Why glibc unlink is a macro and not an inline function


#1

Hello all,

This my first post here, and yes I made sure this question is not discussed yet.

So mainly i have been learning more about heap exploitation, especially glibc malloc.

My question is why do unlink function is a macro and not an inline function?

being a macro is making the code somehow unreadable for new comers, but I believe that the same performance gains can be achieved by using an inline function.


#2

inline is just a hint to the compiler. The compiler may or may not inline the function marked as such.
Using a macro guarantees the code will be inline.


#3

But you could do ‘inline __attribute__((always_inline))’ in gcc and it will always inline the function.


#4

Surely you can force inline a function but that doesn’t always generate efficient code. Macro substitution happens in the preprocessing phase whereas inline substitution takes place in the compilation phase.

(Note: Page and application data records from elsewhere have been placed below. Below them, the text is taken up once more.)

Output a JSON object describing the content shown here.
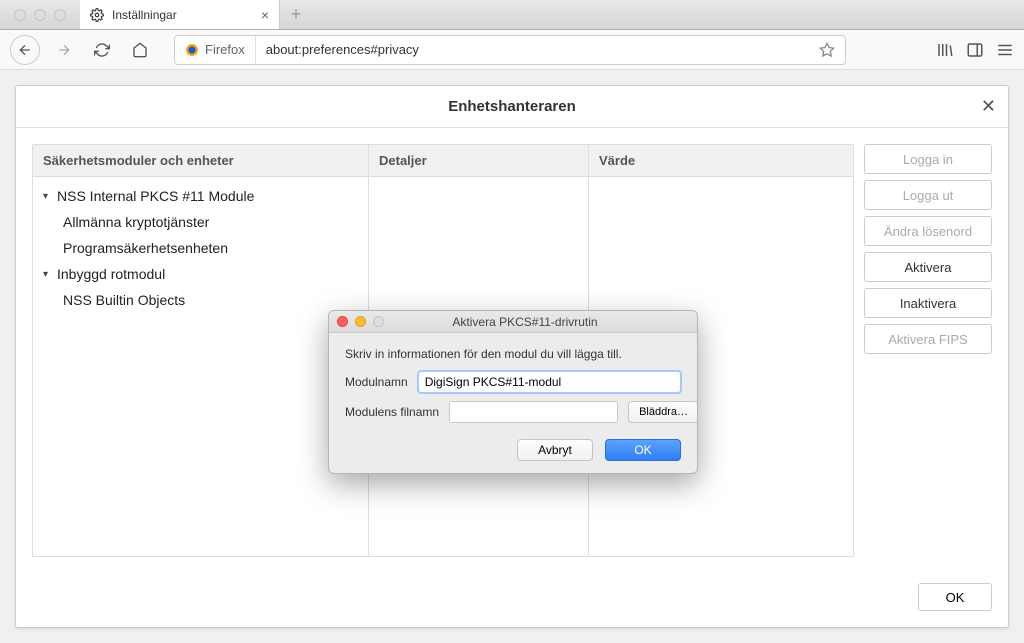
{
  "chrome": {
    "tab_title": "Inställningar",
    "identity_label": "Firefox",
    "url": "about:preferences#privacy"
  },
  "device_manager": {
    "title": "Enhetshanteraren",
    "col_modules_header": "Säkerhetsmoduler och enheter",
    "col_details_header": "Detaljer",
    "col_value_header": "Värde",
    "tree": {
      "module1": "NSS Internal PKCS #11 Module",
      "module1_child1": "Allmänna kryptotjänster",
      "module1_child2": "Programsäkerhetsenheten",
      "module2": "Inbyggd rotmodul",
      "module2_child1": "NSS Builtin Objects"
    },
    "buttons": {
      "login": "Logga in",
      "logout": "Logga ut",
      "change_pw": "Ändra lösenord",
      "load": "Aktivera",
      "unload": "Inaktivera",
      "fips": "Aktivera FIPS"
    },
    "ok": "OK"
  },
  "modal": {
    "title": "Aktivera PKCS#11-drivrutin",
    "instruction": "Skriv in informationen för den modul du vill lägga till.",
    "name_label": "Modulnamn",
    "name_value": "DigiSign PKCS#11-modul",
    "file_label": "Modulens filnamn",
    "file_value": "",
    "browse": "Bläddra…",
    "cancel": "Avbryt",
    "ok": "OK"
  }
}
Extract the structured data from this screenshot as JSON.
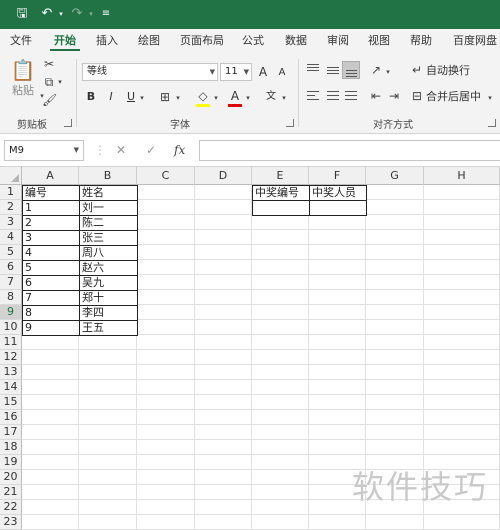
{
  "quick_access": {
    "save": "🖫",
    "undo": "↶",
    "redo": "↷",
    "customize": "≡"
  },
  "tabs": [
    "文件",
    "开始",
    "插入",
    "绘图",
    "页面布局",
    "公式",
    "数据",
    "审阅",
    "视图",
    "帮助",
    "百度网盘"
  ],
  "active_tab": "开始",
  "ribbon": {
    "clipboard": {
      "paste": "粘贴",
      "group": "剪贴板"
    },
    "font": {
      "name": "等线",
      "size": "11",
      "grow": "A",
      "shrink": "A",
      "bold": "B",
      "italic": "I",
      "underline": "U",
      "font_color": "A",
      "phonetic": "文",
      "group": "字体"
    },
    "alignment": {
      "wrap_text": "自动换行",
      "merge_center": "合并后居中",
      "group": "对齐方式"
    }
  },
  "formula_bar": {
    "name_box": "M9",
    "cancel": "✕",
    "enter": "✓",
    "fx": "fx",
    "value": ""
  },
  "columns": [
    "A",
    "B",
    "C",
    "D",
    "E",
    "F",
    "G",
    "H"
  ],
  "rows": [
    "1",
    "2",
    "3",
    "4",
    "5",
    "6",
    "7",
    "8",
    "9",
    "10",
    "11",
    "12",
    "13",
    "14",
    "15",
    "16",
    "17",
    "18",
    "19",
    "20",
    "21",
    "22",
    "23"
  ],
  "selected_row": "9",
  "table_a": [
    [
      "编号",
      "姓名"
    ],
    [
      "1",
      "刘一"
    ],
    [
      "2",
      "陈二"
    ],
    [
      "3",
      "张三"
    ],
    [
      "4",
      "周八"
    ],
    [
      "5",
      "赵六"
    ],
    [
      "6",
      "吴九"
    ],
    [
      "7",
      "郑十"
    ],
    [
      "8",
      "李四"
    ],
    [
      "9",
      "王五"
    ]
  ],
  "table_b": {
    "headers": [
      "中奖编号",
      "中奖人员"
    ],
    "values": [
      "",
      ""
    ]
  },
  "watermark": "软件技巧"
}
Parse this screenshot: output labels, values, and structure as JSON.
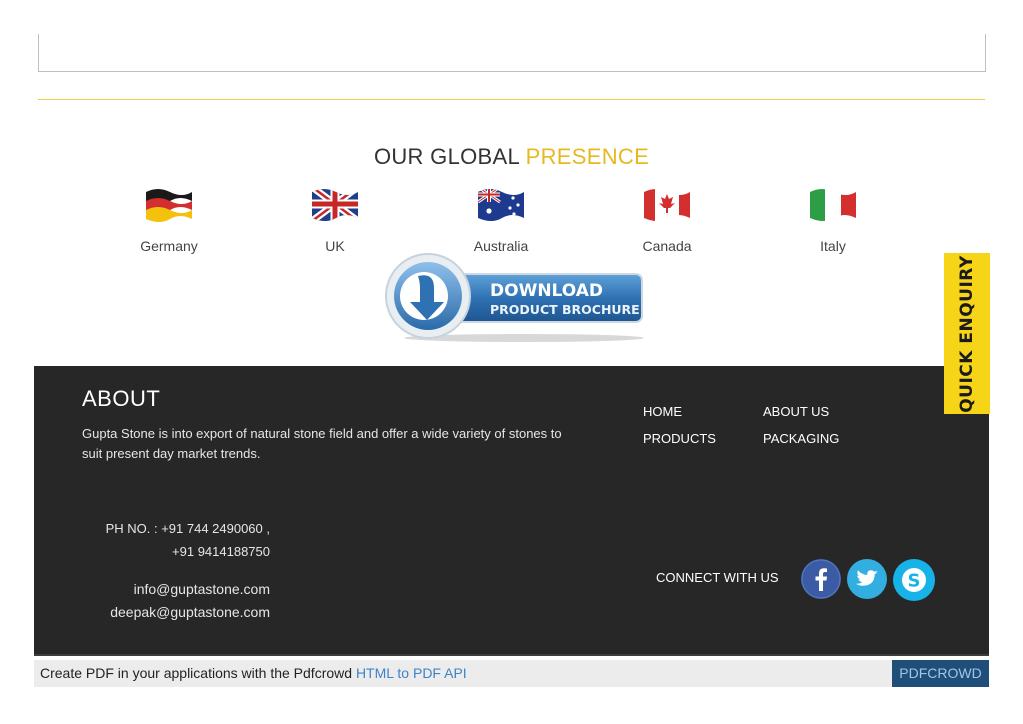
{
  "global": {
    "title_main": "OUR GLOBAL",
    "title_accent": "PRESENCE"
  },
  "countries": [
    {
      "name": "Germany",
      "flag": "germany-flag-icon"
    },
    {
      "name": "UK",
      "flag": "uk-flag-icon"
    },
    {
      "name": "Australia",
      "flag": "australia-flag-icon"
    },
    {
      "name": "Canada",
      "flag": "canada-flag-icon"
    },
    {
      "name": "Italy",
      "flag": "italy-flag-icon"
    }
  ],
  "download": {
    "line1": "DOWNLOAD",
    "line2": "PRODUCT BROCHURE"
  },
  "quick_enquiry": "QUICK ENQUIRY",
  "footer": {
    "about_title": "ABOUT",
    "about_text": "Gupta Stone is into export of natural stone field and offer a wide variety of stones to suit present day market trends.",
    "nav": [
      "HOME",
      "ABOUT US",
      "PRODUCTS",
      "PACKAGING"
    ],
    "phone_line1": "PH NO. : +91 744 2490060 ,",
    "phone_line2": "+91 9414188750",
    "email1": "info@guptastone.com",
    "email2": "deepak@guptastone.com",
    "connect_label": "CONNECT WITH US",
    "social": [
      "facebook-icon",
      "twitter-icon",
      "skype-icon"
    ]
  },
  "pdfcrowd": {
    "text": "Create PDF in your applications with the Pdfcrowd",
    "link": "HTML to PDF API",
    "badge": "PDFCROWD"
  },
  "colors": {
    "accent": "#e8b820",
    "footer_bg": "#272727",
    "quick_enquiry_bg": "#f6d417",
    "pdf_badge_bg": "#1f4e79",
    "link_blue": "#3d84c6"
  }
}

This often makes a difference.

Case 1: Inline function

#include <stdio.h>

inline int __attribute__((always_inline)) SUM(int a, int b)
{
    return (a + b);
}


int main(void)
{
    printf("%d", SUM(10, 20));        
    return 0;
}

This compiles to the following assembly. Tested on https://godbolt.org/ using ARM gcc 5.4.

.LC0:
        .ascii  "%d\000"
main:
        stmfd   sp!, {fp, lr}
        add     fp, sp, #4
        sub     sp, sp, #8
        mov     r3, #10
        str     r3, [fp, #-8]
        mov     r3, #20
        str     r3, [fp, #-12]
        ldr     r2, [fp, #-8]
        ldr     r3, [fp, #-12]
        add     r3, r2, r3
        ldr     r0, .L2
        mov     r1, r3
        bl      printf
        mov     r3, #0
        mov     r0, r3
        sub     sp, fp, #4
        ldmfd   sp!, {fp, pc}
.L2:
        .word   .LC0

The SUM function has indeed been inlined but notice the actual addition operation does takes place in assembly add r3, r2, r3. In contrast consider the following code which uses a macro

Case 2: Macro

#include <stdio.h>

#define SUM(a,b) ((a) + (b))

int main(void)
{
    printf("%d", SUM(10, 20));        
    return 0;
}

This assembles to

.LC0:
        .ascii  "%d\000"
main:
        stmfd   sp!, {fp, lr}
        add     fp, sp, #4
        ldr     r0, .L2
        mov     r1, #30
        bl      printf
        mov     r3, #0
        mov     r0, r3
        ldmfd   sp!, {fp, pc}
.L2:
        .word   .LC0

There’s no addition operation in the assembly, the compiler was intelligent enough to replace it with 30.

Now you may argue that if we compiled the first example with full optimizations -O2 we would have got similar results, but that’s not the point of the discussion.

The key idea is an inline function is still a function. If the inline function had local variables we would see space being reserved for them on the stack in the function from where it was called.

If we use macros instead the compiler doesn’t see the two separate functions. The preprocessor performs the substitution and all the compiler sees is a single block of code and can better optimize it.